**Problem**
Please output every record below exactly as written, leaving out any pictures.

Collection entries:
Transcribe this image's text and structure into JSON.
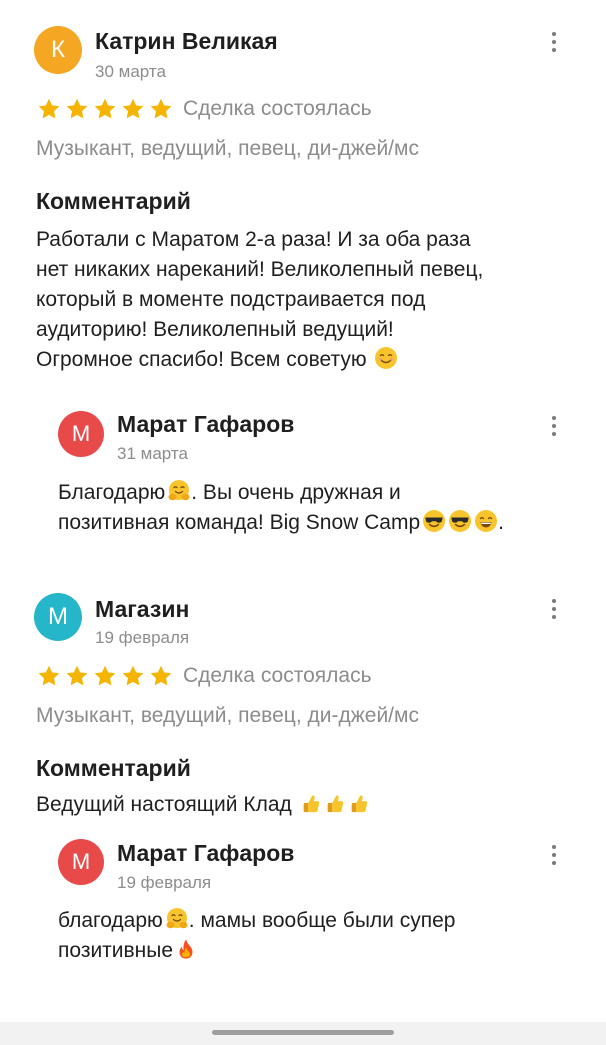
{
  "reviews": [
    {
      "avatar_letter": "К",
      "avatar_color": "#f5a623",
      "author": "Катрин Великая",
      "date": "30 марта",
      "rating": 5,
      "status": "Сделка состоялась",
      "category": "Музыкант, ведущий, певец, ди-джей/мс",
      "comment_heading": "Комментарий",
      "comment_lines": [
        "Работали с Маратом 2-а раза! И за оба раза",
        "нет никаких нареканий! Великолепный певец,",
        "который в моменте подстраивается под",
        "аудиторию! Великолепный ведущий!",
        "Огромное спасибо! Всем советую"
      ],
      "reply": {
        "avatar_letter": "М",
        "avatar_color": "#e84a4a",
        "author": "Марат Гафаров",
        "date": "31 марта",
        "text_lines": [
          "Благодарю",
          ". Вы очень дружная и",
          "позитивная команда! Big Snow Camp",
          "."
        ]
      }
    },
    {
      "avatar_letter": "М",
      "avatar_color": "#25b6c9",
      "author": "Магазин",
      "date": "19 февраля",
      "rating": 5,
      "status": "Сделка состоялась",
      "category": "Музыкант, ведущий, певец, ди-джей/мс",
      "comment_heading": "Комментарий",
      "comment_lines": [
        "Ведущий настоящий Клад"
      ],
      "reply": {
        "avatar_letter": "М",
        "avatar_color": "#e84a4a",
        "author": "Марат Гафаров",
        "date": "19 февраля",
        "text_lines": [
          "благодарю",
          ". мамы вообще были супер",
          "позитивные"
        ]
      }
    }
  ],
  "icons": {
    "star": "star-icon",
    "more": "more-vertical-icon",
    "smile": "smiling-face-icon",
    "hug": "hugging-face-icon",
    "sunglasses": "sunglasses-face-icon",
    "grin": "grinning-face-icon",
    "thumbs_up": "thumbs-up-icon",
    "fire": "fire-icon"
  },
  "colors": {
    "star": "#f5b400",
    "muted_text": "#8c8c8c"
  }
}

**Finished task**
Transcribe this image's text and structure into JSON.
{
  "reviews": [
    {
      "avatar_letter": "К",
      "avatar_color": "#f5a623",
      "author": "Катрин Великая",
      "date": "30 марта",
      "rating": 5,
      "status": "Сделка состоялась",
      "category": "Музыкант, ведущий, певец, ди-джей/мс",
      "comment_heading": "Комментарий",
      "comment_lines": [
        "Работали с Маратом 2-а раза! И за оба раза",
        "нет никаких нареканий! Великолепный певец,",
        "который в моменте подстраивается под",
        "аудиторию! Великолепный ведущий!",
        "Огромное спасибо! Всем советую"
      ],
      "reply": {
        "avatar_letter": "М",
        "avatar_color": "#e84a4a",
        "author": "Марат Гафаров",
        "date": "31 марта",
        "text_lines": [
          "Благодарю",
          ". Вы очень дружная и",
          "позитивная команда! Big Snow Camp",
          "."
        ]
      }
    },
    {
      "avatar_letter": "М",
      "avatar_color": "#25b6c9",
      "author": "Магазин",
      "date": "19 февраля",
      "rating": 5,
      "status": "Сделка состоялась",
      "category": "Музыкант, ведущий, певец, ди-джей/мс",
      "comment_heading": "Комментарий",
      "comment_lines": [
        "Ведущий настоящий Клад"
      ],
      "reply": {
        "avatar_letter": "М",
        "avatar_color": "#e84a4a",
        "author": "Марат Гафаров",
        "date": "19 февраля",
        "text_lines": [
          "благодарю",
          ". мамы вообще были супер",
          "позитивные"
        ]
      }
    }
  ],
  "icons": {
    "star": "star-icon",
    "more": "more-vertical-icon",
    "smile": "smiling-face-icon",
    "hug": "hugging-face-icon",
    "sunglasses": "sunglasses-face-icon",
    "grin": "grinning-face-icon",
    "thumbs_up": "thumbs-up-icon",
    "fire": "fire-icon"
  },
  "colors": {
    "star": "#f5b400",
    "muted_text": "#8c8c8c"
  }
}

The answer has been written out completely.